Innovate. Accelerate. Win.
September 18-19 | Las Vegas and Virtual
#MIMSummit2023 is the frontier for unstoppable innovation. The gathering ground for security leaders looking to redefine what’s possible. The must-see industry event of 2023. Register today and save with special Early Bird rates!
Every year, we think next year we'll have solved the phishing problem, but it just seems to be a pesky problem that doesn't go away. In fact, Venafi recently released a study that revealed that the total number of certificates for look-alike domains is more than 200% greater than the number of authentic retail domains.
Using fake domains that substitute a few characters in the URLs, cyber attackers can point to malicious online shopping sites that mimic legitimate, well-known retail websites. As a result, it has become increasingly difficult for customers to detect the fake domains, especially because many of these malicious pages use an anonymous TLS certificate, so they appear to be safe for online shoppers who unknowingly provide sensitive account information and payment data.
Because anonymous TLS certificates can lead to a false sense of security, it’s critical that consumers are educated about the importance of valid machine identities. Highly secure websites, such as those from a bank, will have a special indicator in the browser. This indicator will display the name of the organization and often the country it's associated with. It’s a relatively easy way for the average person to look and see if they're actually connected to their real bank. Here are actual examples of what is displayed in the address bar of the Google Chrome web browser for a highly secure website vs an anonymous TLS website.
Example 1: Address Bar of Google Chrome showing the actual Bank of America Corporation website with organization name and country
Example 2: Address Bar of Google Chrome showing a website using an anonymous TLS certificate which only shows website address
Highly secure websites are able to offer this additional level of confidence because they encrypt their pages using an extended validation certificate. But before we talk about how it works, it’s important to understand the factors that contributed to the creation of this higher level of validation.
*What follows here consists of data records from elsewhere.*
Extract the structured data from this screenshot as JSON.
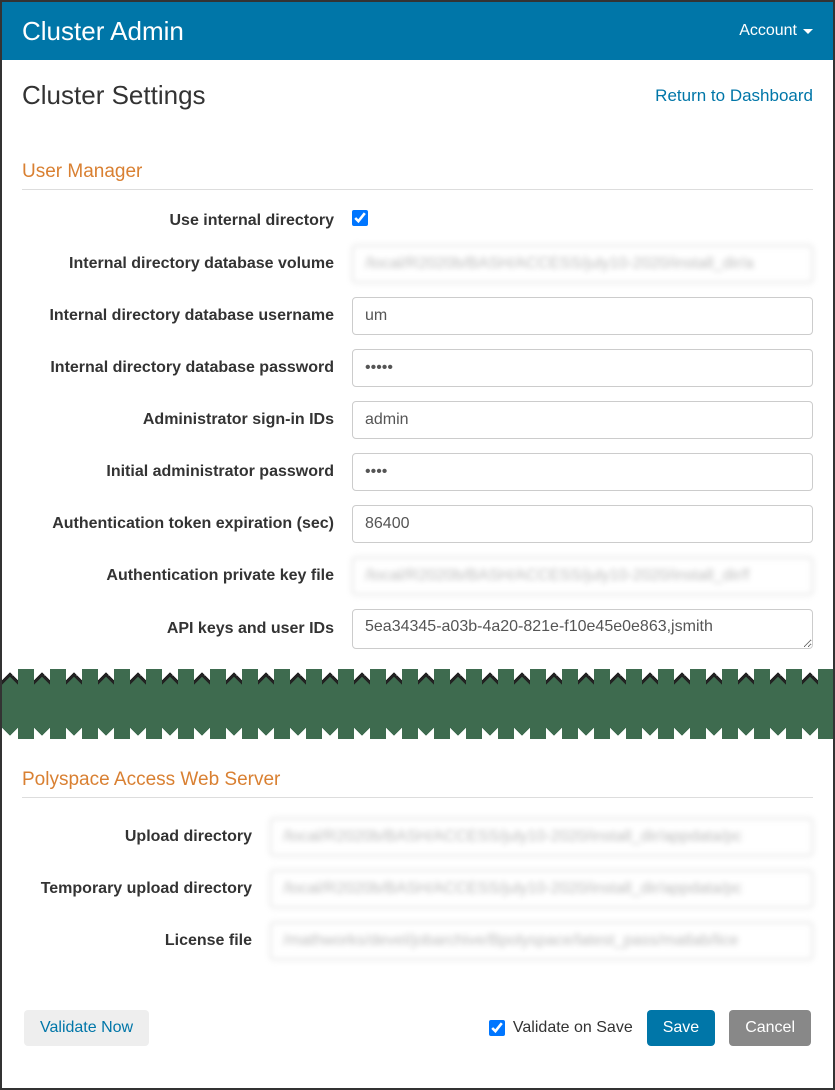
{
  "navbar": {
    "brand": "Cluster Admin",
    "account_label": "Account"
  },
  "page": {
    "title": "Cluster Settings",
    "return_link": "Return to Dashboard"
  },
  "user_manager": {
    "section_title": "User Manager",
    "use_internal_label": "Use internal directory",
    "use_internal_checked": true,
    "db_volume_label": "Internal directory database volume",
    "db_volume_value": "/local/R2020b/BASH/ACCESS/july10-2020/install_dir/a",
    "db_username_label": "Internal directory database username",
    "db_username_value": "um",
    "db_password_label": "Internal directory database password",
    "db_password_value": "•••••",
    "admin_ids_label": "Administrator sign-in IDs",
    "admin_ids_value": "admin",
    "init_admin_pw_label": "Initial administrator password",
    "init_admin_pw_value": "••••",
    "token_exp_label": "Authentication token expiration (sec)",
    "token_exp_value": "86400",
    "priv_key_label": "Authentication private key file",
    "priv_key_value": "/local/R2020b/BASH/ACCESS/july10-2020/install_dir/f",
    "api_keys_label": "API keys and user IDs",
    "api_keys_value": "5ea34345-a03b-4a20-821e-f10e45e0e863,jsmith"
  },
  "web_server": {
    "section_title": "Polyspace Access Web Server",
    "upload_dir_label": "Upload directory",
    "upload_dir_value": "/local/R2020b/BASH/ACCESS/july10-2020/install_dir/appdata/pc",
    "temp_upload_label": "Temporary upload directory",
    "temp_upload_value": "/local/R2020b/BASH/ACCESS/july10-2020/install_dir/appdata/pc",
    "license_label": "License file",
    "license_value": "/mathworks/devel/jobarchive/Bpolyspace/latest_pass/matlab/lice"
  },
  "footer": {
    "validate_now": "Validate Now",
    "validate_on_save": "Validate on Save",
    "validate_on_save_checked": true,
    "save": "Save",
    "cancel": "Cancel"
  }
}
Going back into the '90s, the lock symbol first started to appear. We were trained to look for the lock symbol. When users saw the lock symbol, they felt the website was safe. Over time, the lock symbol has evolved, and does not actually mean the same thing as it did before. Back then, it was a good idea to look for the lock symbol. But today, the lock symbol really just means that the website is encrypted. When you see sites with the lock symbol, you know it's encrypted. But, as we’ve seen with look-alike sites, encryption alone is not enough.
To better determine whether a website is valid, consumers need to see additional identity information associated with the owner of the website. For example, if a visitor sees that the organization name is right there beside the lock symbol, they will know it's gone through a higher level of verification. And that verification involves the organization being vetted by a third party called a certification authority (CA). And that process is pretty thorough.
Before granting an extended validation certificate, the CA will actually go and try to figure out if the company is legitimate and in good standing. The CA will also try to prove that the entity trying to request that identity has the right to do so. It's a very different type of process than just getting a simple anonymous certificate, nowadays.
Bottom line, extended validation makes it difficult to spoof a valid website. Higher levels of identification mean that it’s harder for the person who is requesting a certificate to hide. Most do not want to be identified if they are, indeed, trying to do something fraudulent because they will just create a forensic trail for themselves.
The most important element of extended validation is that the information that's being displayed is actually generated from the validation organization (or CA), not the folks posting the website. Indeed, the organization’s identity is cryptographically bound to the digital certificate. To further bolster confidence, the CA will maintain that the certificate is still in good standing over time via revocation services.
Extended validation has proven to be a great security differentiator for websites that require high levels of privacy and security. Any website that collects personal or financial information should be held to this higher standard for strong machine-to-machine connections and communications. Machine identities are integral to this process and savvy organizations will go the extra mile to protect these high-value credentials.
How secure are the machine identities on your public-facing websites?
- The London Protocol Aims to Expose the Misuse of Machine Identities in Phishing Attacks
- Phishing Campaign Uses TLS Certificates to Impersonate Netflix and Steal Users’ Account Credentials
- PayPal Phishing Fiascos: Protecting Yourself from Fraudulent Certificates
- Preventing Your Webservers from Becoming Phishing Sites - Eliminate Wildcard Certificates